══ Extracted information ══

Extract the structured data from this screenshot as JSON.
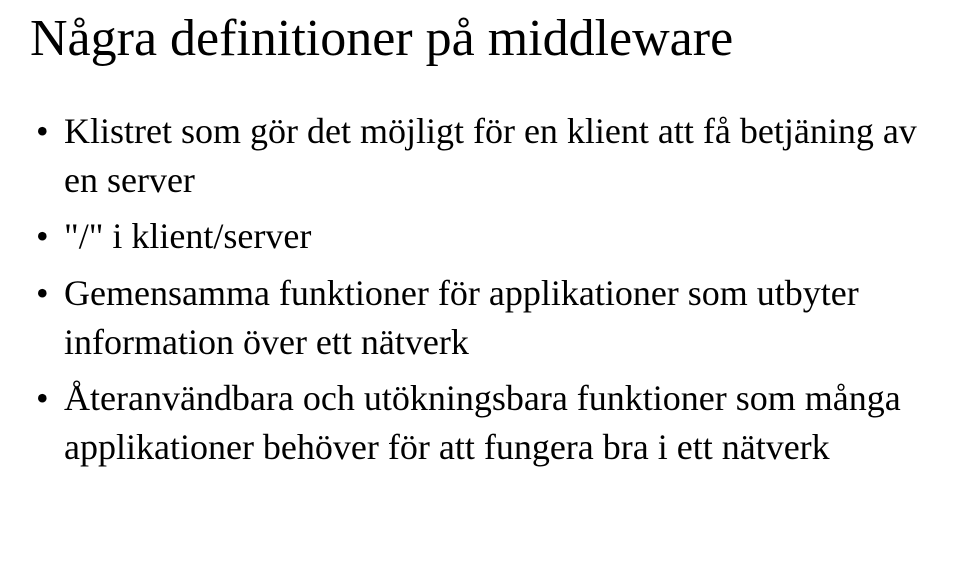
{
  "title": "Några definitioner på middleware",
  "bullets": [
    "Klistret som gör det möjligt för en klient att få betjäning av en server",
    "\"/\" i klient/server",
    "Gemensamma funktioner för applikationer som utbyter information över ett nätverk",
    "Återanvändbara och utökningsbara funktioner som många applikationer behöver för att fungera bra i ett nätverk"
  ]
}
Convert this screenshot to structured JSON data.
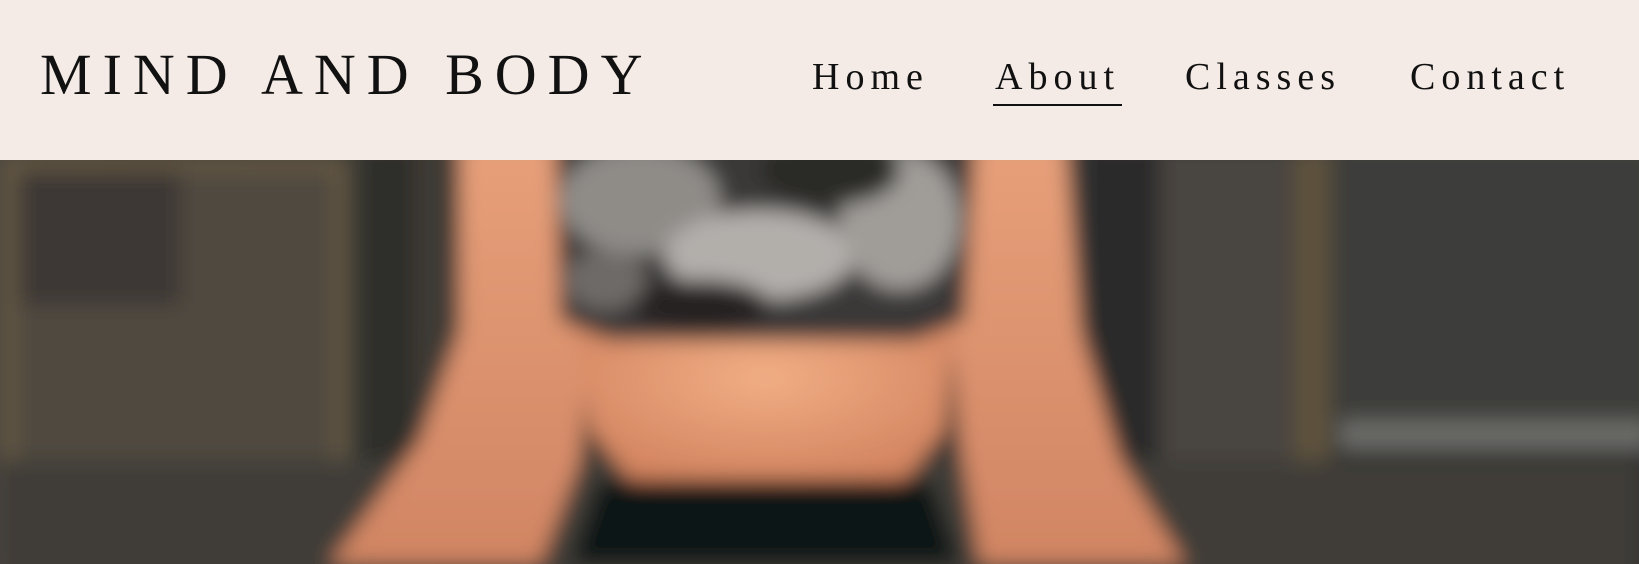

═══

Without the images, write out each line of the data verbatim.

**Result of the exercise**
Extract the structured data from this screenshot as JSON.
{
  "title": "Några definitioner på middleware",
  "bullets": [
    "Klistret som gör det möjligt för en klient att få betjäning av en server",
    "\"/\" i klient/server",
    "Gemensamma funktioner för applikationer som utbyter information över ett nätverk",
    "Återanvändbara och utökningsbara funktioner som många applikationer behöver för att fungera bra i ett nätverk"
  ]
}
Convert this screenshot to structured JSON data.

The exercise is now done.